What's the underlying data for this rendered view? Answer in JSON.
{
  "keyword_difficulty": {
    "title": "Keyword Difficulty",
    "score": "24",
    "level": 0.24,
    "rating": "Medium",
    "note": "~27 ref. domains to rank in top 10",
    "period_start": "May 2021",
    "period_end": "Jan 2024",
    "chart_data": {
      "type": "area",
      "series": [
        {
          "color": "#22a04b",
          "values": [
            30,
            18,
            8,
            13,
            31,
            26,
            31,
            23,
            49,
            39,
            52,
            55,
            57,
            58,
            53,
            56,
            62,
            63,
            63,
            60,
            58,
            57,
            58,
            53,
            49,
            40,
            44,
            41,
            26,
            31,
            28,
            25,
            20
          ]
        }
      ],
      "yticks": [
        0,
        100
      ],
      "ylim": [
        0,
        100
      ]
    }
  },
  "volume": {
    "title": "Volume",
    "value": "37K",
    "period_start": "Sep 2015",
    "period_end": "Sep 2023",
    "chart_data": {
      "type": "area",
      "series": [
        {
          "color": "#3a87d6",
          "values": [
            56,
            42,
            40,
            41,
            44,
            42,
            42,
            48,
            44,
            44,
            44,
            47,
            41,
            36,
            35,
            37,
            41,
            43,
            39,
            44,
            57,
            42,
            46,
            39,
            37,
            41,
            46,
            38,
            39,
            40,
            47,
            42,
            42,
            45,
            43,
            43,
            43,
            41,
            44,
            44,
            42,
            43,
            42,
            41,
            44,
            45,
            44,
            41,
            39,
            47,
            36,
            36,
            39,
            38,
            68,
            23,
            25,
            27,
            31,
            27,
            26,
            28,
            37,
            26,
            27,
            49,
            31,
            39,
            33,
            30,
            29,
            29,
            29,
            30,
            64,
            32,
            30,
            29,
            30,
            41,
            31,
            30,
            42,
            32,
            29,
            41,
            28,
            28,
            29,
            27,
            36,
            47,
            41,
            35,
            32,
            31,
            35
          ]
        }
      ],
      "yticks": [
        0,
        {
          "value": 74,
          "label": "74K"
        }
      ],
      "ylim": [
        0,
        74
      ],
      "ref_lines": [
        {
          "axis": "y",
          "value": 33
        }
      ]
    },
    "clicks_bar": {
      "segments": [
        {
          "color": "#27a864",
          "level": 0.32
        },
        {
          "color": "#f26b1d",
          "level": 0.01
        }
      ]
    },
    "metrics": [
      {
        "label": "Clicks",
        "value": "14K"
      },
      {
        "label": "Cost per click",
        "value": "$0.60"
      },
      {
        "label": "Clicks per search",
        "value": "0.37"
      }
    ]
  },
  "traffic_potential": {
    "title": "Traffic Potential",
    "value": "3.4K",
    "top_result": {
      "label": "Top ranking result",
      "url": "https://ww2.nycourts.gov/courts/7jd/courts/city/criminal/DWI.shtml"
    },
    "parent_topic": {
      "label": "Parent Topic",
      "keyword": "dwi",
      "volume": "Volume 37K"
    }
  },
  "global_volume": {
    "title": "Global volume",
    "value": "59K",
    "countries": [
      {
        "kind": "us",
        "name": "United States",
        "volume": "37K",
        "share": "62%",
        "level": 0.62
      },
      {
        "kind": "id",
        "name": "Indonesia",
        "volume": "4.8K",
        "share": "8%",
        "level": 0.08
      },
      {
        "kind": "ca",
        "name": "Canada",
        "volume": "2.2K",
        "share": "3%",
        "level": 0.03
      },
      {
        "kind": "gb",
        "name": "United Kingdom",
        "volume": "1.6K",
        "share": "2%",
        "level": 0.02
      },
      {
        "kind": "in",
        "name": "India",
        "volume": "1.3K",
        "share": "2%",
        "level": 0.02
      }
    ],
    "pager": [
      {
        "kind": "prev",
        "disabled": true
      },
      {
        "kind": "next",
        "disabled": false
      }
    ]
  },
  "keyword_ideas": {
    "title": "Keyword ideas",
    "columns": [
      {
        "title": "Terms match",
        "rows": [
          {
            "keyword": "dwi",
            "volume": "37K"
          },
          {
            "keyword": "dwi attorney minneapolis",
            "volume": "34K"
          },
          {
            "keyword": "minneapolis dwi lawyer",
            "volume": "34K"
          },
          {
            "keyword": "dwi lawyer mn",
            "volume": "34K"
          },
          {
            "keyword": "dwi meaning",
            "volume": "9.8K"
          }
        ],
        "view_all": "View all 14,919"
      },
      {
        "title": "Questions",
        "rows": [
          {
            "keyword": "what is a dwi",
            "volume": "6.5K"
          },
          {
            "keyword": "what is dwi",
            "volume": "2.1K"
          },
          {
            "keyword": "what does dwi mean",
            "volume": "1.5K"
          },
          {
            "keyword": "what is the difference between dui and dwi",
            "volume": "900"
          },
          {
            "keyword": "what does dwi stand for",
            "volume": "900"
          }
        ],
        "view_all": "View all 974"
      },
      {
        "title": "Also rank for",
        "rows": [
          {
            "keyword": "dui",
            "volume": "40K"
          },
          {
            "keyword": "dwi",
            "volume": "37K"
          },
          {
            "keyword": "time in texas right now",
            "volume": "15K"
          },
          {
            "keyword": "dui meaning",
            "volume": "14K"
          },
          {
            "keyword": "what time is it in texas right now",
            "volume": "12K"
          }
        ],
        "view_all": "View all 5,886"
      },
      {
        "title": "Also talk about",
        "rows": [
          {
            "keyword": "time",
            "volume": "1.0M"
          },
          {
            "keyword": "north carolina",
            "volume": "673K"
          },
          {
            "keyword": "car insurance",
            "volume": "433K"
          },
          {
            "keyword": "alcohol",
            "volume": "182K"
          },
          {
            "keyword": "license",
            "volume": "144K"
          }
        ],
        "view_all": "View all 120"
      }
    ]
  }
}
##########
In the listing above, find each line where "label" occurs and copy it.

          "label": "74K"
        "label": "Clicks",
        "label": "Cost per click",
        "label": "Clicks per search",
      "label": "Top ranking result",
      "label": "Parent Topic",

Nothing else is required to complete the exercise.